Action item:
Repeat all of the records word for word, but skip any picture.

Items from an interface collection

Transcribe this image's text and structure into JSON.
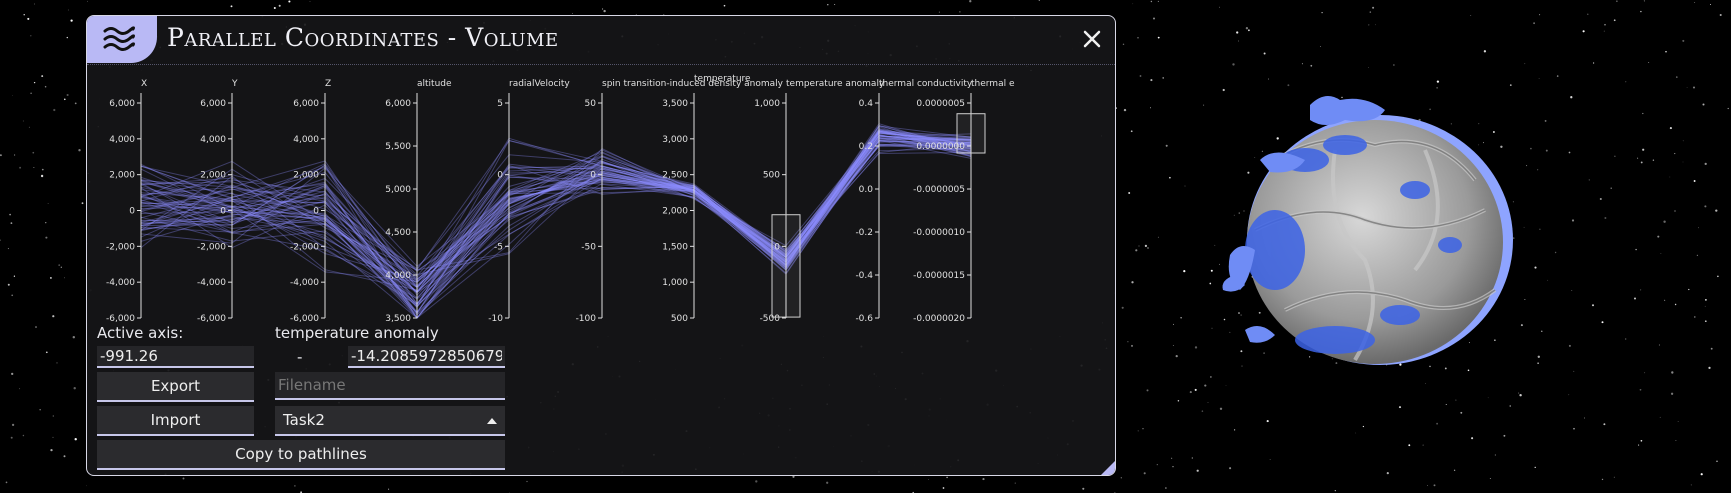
{
  "window": {
    "title": "Parallel Coordinates - Volume",
    "menu_icon": "waves-icon",
    "close_icon": "close-icon"
  },
  "controls": {
    "active_axis_label": "Active axis:",
    "active_axis_name": "temperature anomaly",
    "range_min": "-991.26",
    "range_separator": "-",
    "range_max": "-14.2085972850679",
    "export_label": "Export",
    "import_label": "Import",
    "filename_placeholder": "Filename",
    "preset_selected": "Task2",
    "copy_label": "Copy to pathlines"
  },
  "colors": {
    "accent": "#b9b9f5",
    "lines": "#8c8cff",
    "panel": "#161618"
  },
  "chart_data": {
    "type": "parallel_coordinates",
    "axes": [
      {
        "name": "X",
        "range": [
          -6000,
          6000
        ],
        "ticks": [
          "6,000",
          "4,000",
          "2,000",
          "0",
          "-2,000",
          "-4,000",
          "-6,000"
        ]
      },
      {
        "name": "Y",
        "range": [
          -6000,
          6000
        ],
        "ticks": [
          "6,000",
          "4,000",
          "2,000",
          "0",
          "-2,000",
          "-4,000",
          "-6,000"
        ]
      },
      {
        "name": "Z",
        "range": [
          -6000,
          6000
        ],
        "ticks": [
          "6,000",
          "4,000",
          "2,000",
          "0",
          "-2,000",
          "-4,000",
          "-6,000"
        ]
      },
      {
        "name": "altitude",
        "range": [
          3500,
          6500
        ],
        "ticks": [
          "6,000",
          "5,500",
          "5,000",
          "4,500",
          "4,000",
          "3,500"
        ]
      },
      {
        "name": "radialVelocity",
        "range": [
          -10,
          8
        ],
        "ticks": [
          "5",
          "0",
          "-5",
          "-10"
        ]
      },
      {
        "name": "spin transition-induced density anomaly",
        "range": [
          -120,
          80
        ],
        "ticks": [
          "50",
          "0",
          "-50",
          "-100"
        ]
      },
      {
        "name": "temperature",
        "range": [
          400,
          3700
        ],
        "ticks": [
          "3,500",
          "3,000",
          "2,500",
          "2,000",
          "1,500",
          "1,000",
          "500"
        ]
      },
      {
        "name": "temperature anomaly",
        "range": [
          -1000,
          1100
        ],
        "ticks": [
          "1,000",
          "500",
          "0",
          "-500"
        ],
        "brush": [
          -991.26,
          -14.2085972850679
        ]
      },
      {
        "name": "thermal conductivity",
        "range": [
          -0.75,
          0.5
        ],
        "ticks": [
          "0.4",
          "0.2",
          "0.0",
          "-0.2",
          "-0.4",
          "-0.6"
        ]
      },
      {
        "name": "thermal e",
        "range": [
          -2.1e-06,
          7e-07
        ],
        "ticks": [
          "0.0000005",
          "0.0000000",
          "-0.0000005",
          "-0.0000010",
          "-0.0000015",
          "-0.0000020"
        ],
        "brush": [
          0,
          5e-07
        ]
      }
    ],
    "line_count": 60,
    "centers": [
      0,
      0,
      0,
      3800,
      0,
      10,
      2300,
      -450,
      0.28,
      1e-07
    ],
    "spreads": [
      3600,
      3600,
      4000,
      600,
      7,
      30,
      150,
      150,
      0.12,
      2e-07
    ]
  }
}
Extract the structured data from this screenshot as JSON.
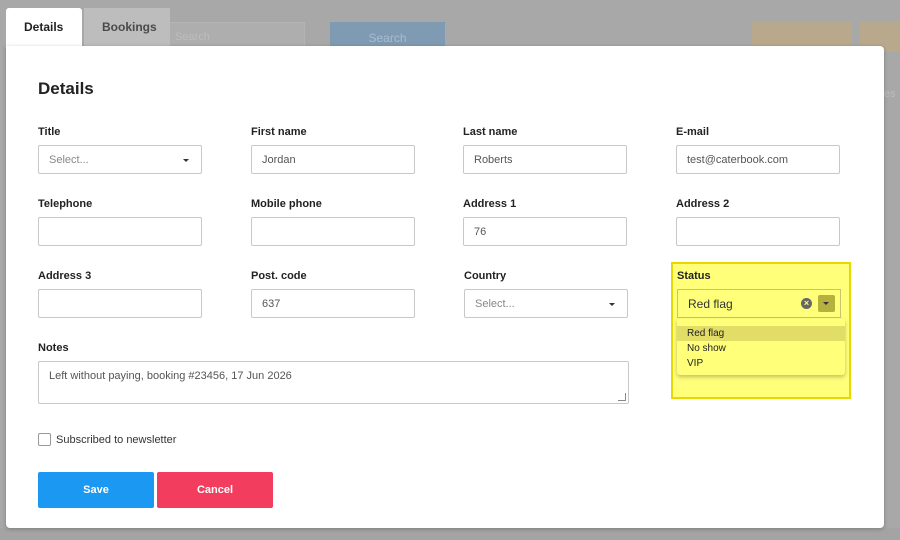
{
  "background": {
    "search_placeholder": "Search",
    "search_button": "Search",
    "side_text": "es"
  },
  "tabs": [
    {
      "label": "Details",
      "active": true
    },
    {
      "label": "Bookings",
      "active": false
    }
  ],
  "modal": {
    "title": "Details",
    "fields": {
      "title": {
        "label": "Title",
        "value": "Select...",
        "type": "select"
      },
      "first_name": {
        "label": "First name",
        "value": "Jordan"
      },
      "last_name": {
        "label": "Last name",
        "value": "Roberts"
      },
      "email": {
        "label": "E-mail",
        "value": "test@caterbook.com"
      },
      "telephone": {
        "label": "Telephone",
        "value": ""
      },
      "mobile": {
        "label": "Mobile phone",
        "value": ""
      },
      "address1": {
        "label": "Address 1",
        "value": "76"
      },
      "address2": {
        "label": "Address 2",
        "value": ""
      },
      "address3": {
        "label": "Address 3",
        "value": ""
      },
      "postcode": {
        "label": "Post. code",
        "value": "637"
      },
      "country": {
        "label": "Country",
        "value": "Select...",
        "type": "select"
      },
      "status": {
        "label": "Status",
        "value": "Red flag",
        "options": [
          "Red flag",
          "No show",
          "VIP"
        ]
      }
    },
    "notes": {
      "label": "Notes",
      "value": "Left without paying, booking #23456, 17 Jun 2026"
    },
    "newsletter": {
      "label": "Subscribed to newsletter",
      "checked": false
    },
    "buttons": {
      "save": "Save",
      "cancel": "Cancel"
    }
  },
  "colors": {
    "save": "#1a98f2",
    "cancel": "#f23d5f",
    "highlight": "#ffff7a"
  }
}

Output of the task:
Transcribe this image's text and structure into JSON.
{
  "window": {
    "title": "Parallel Coordinates - Volume",
    "menu_icon": "waves-icon",
    "close_icon": "close-icon"
  },
  "controls": {
    "active_axis_label": "Active axis:",
    "active_axis_name": "temperature anomaly",
    "range_min": "-991.26",
    "range_separator": "-",
    "range_max": "-14.2085972850679",
    "export_label": "Export",
    "import_label": "Import",
    "filename_placeholder": "Filename",
    "preset_selected": "Task2",
    "copy_label": "Copy to pathlines"
  },
  "colors": {
    "accent": "#b9b9f5",
    "lines": "#8c8cff",
    "panel": "#161618"
  },
  "chart_data": {
    "type": "parallel_coordinates",
    "axes": [
      {
        "name": "X",
        "range": [
          -6000,
          6000
        ],
        "ticks": [
          "6,000",
          "4,000",
          "2,000",
          "0",
          "-2,000",
          "-4,000",
          "-6,000"
        ]
      },
      {
        "name": "Y",
        "range": [
          -6000,
          6000
        ],
        "ticks": [
          "6,000",
          "4,000",
          "2,000",
          "0",
          "-2,000",
          "-4,000",
          "-6,000"
        ]
      },
      {
        "name": "Z",
        "range": [
          -6000,
          6000
        ],
        "ticks": [
          "6,000",
          "4,000",
          "2,000",
          "0",
          "-2,000",
          "-4,000",
          "-6,000"
        ]
      },
      {
        "name": "altitude",
        "range": [
          3500,
          6500
        ],
        "ticks": [
          "6,000",
          "5,500",
          "5,000",
          "4,500",
          "4,000",
          "3,500"
        ]
      },
      {
        "name": "radialVelocity",
        "range": [
          -10,
          8
        ],
        "ticks": [
          "5",
          "0",
          "-5",
          "-10"
        ]
      },
      {
        "name": "spin transition-induced density anomaly",
        "range": [
          -120,
          80
        ],
        "ticks": [
          "50",
          "0",
          "-50",
          "-100"
        ]
      },
      {
        "name": "temperature",
        "range": [
          400,
          3700
        ],
        "ticks": [
          "3,500",
          "3,000",
          "2,500",
          "2,000",
          "1,500",
          "1,000",
          "500"
        ]
      },
      {
        "name": "temperature anomaly",
        "range": [
          -1000,
          1100
        ],
        "ticks": [
          "1,000",
          "500",
          "0",
          "-500"
        ],
        "brush": [
          -991.26,
          -14.2085972850679
        ]
      },
      {
        "name": "thermal conductivity",
        "range": [
          -0.75,
          0.5
        ],
        "ticks": [
          "0.4",
          "0.2",
          "0.0",
          "-0.2",
          "-0.4",
          "-0.6"
        ]
      },
      {
        "name": "thermal e",
        "range": [
          -2.1e-06,
          7e-07
        ],
        "ticks": [
          "0.0000005",
          "0.0000000",
          "-0.0000005",
          "-0.0000010",
          "-0.0000015",
          "-0.0000020"
        ],
        "brush": [
          0,
          5e-07
        ]
      }
    ],
    "line_count": 60,
    "centers": [
      0,
      0,
      0,
      3800,
      0,
      10,
      2300,
      -450,
      0.28,
      1e-07
    ],
    "spreads": [
      3600,
      3600,
      4000,
      600,
      7,
      30,
      150,
      150,
      0.12,
      2e-07
    ]
  }
}
Extract the structured data from this screenshot as JSON.
{
  "background": {
    "search_placeholder": "Search",
    "search_button": "Search",
    "side_text": "es"
  },
  "tabs": [
    {
      "label": "Details",
      "active": true
    },
    {
      "label": "Bookings",
      "active": false
    }
  ],
  "modal": {
    "title": "Details",
    "fields": {
      "title": {
        "label": "Title",
        "value": "Select...",
        "type": "select"
      },
      "first_name": {
        "label": "First name",
        "value": "Jordan"
      },
      "last_name": {
        "label": "Last name",
        "value": "Roberts"
      },
      "email": {
        "label": "E-mail",
        "value": "test@caterbook.com"
      },
      "telephone": {
        "label": "Telephone",
        "value": ""
      },
      "mobile": {
        "label": "Mobile phone",
        "value": ""
      },
      "address1": {
        "label": "Address 1",
        "value": "76"
      },
      "address2": {
        "label": "Address 2",
        "value": ""
      },
      "address3": {
        "label": "Address 3",
        "value": ""
      },
      "postcode": {
        "label": "Post. code",
        "value": "637"
      },
      "country": {
        "label": "Country",
        "value": "Select...",
        "type": "select"
      },
      "status": {
        "label": "Status",
        "value": "Red flag",
        "options": [
          "Red flag",
          "No show",
          "VIP"
        ]
      }
    },
    "notes": {
      "label": "Notes",
      "value": "Left without paying, booking #23456, 17 Jun 2026"
    },
    "newsletter": {
      "label": "Subscribed to newsletter",
      "checked": false
    },
    "buttons": {
      "save": "Save",
      "cancel": "Cancel"
    }
  },
  "colors": {
    "save": "#1a98f2",
    "cancel": "#f23d5f",
    "highlight": "#ffff7a"
  }
}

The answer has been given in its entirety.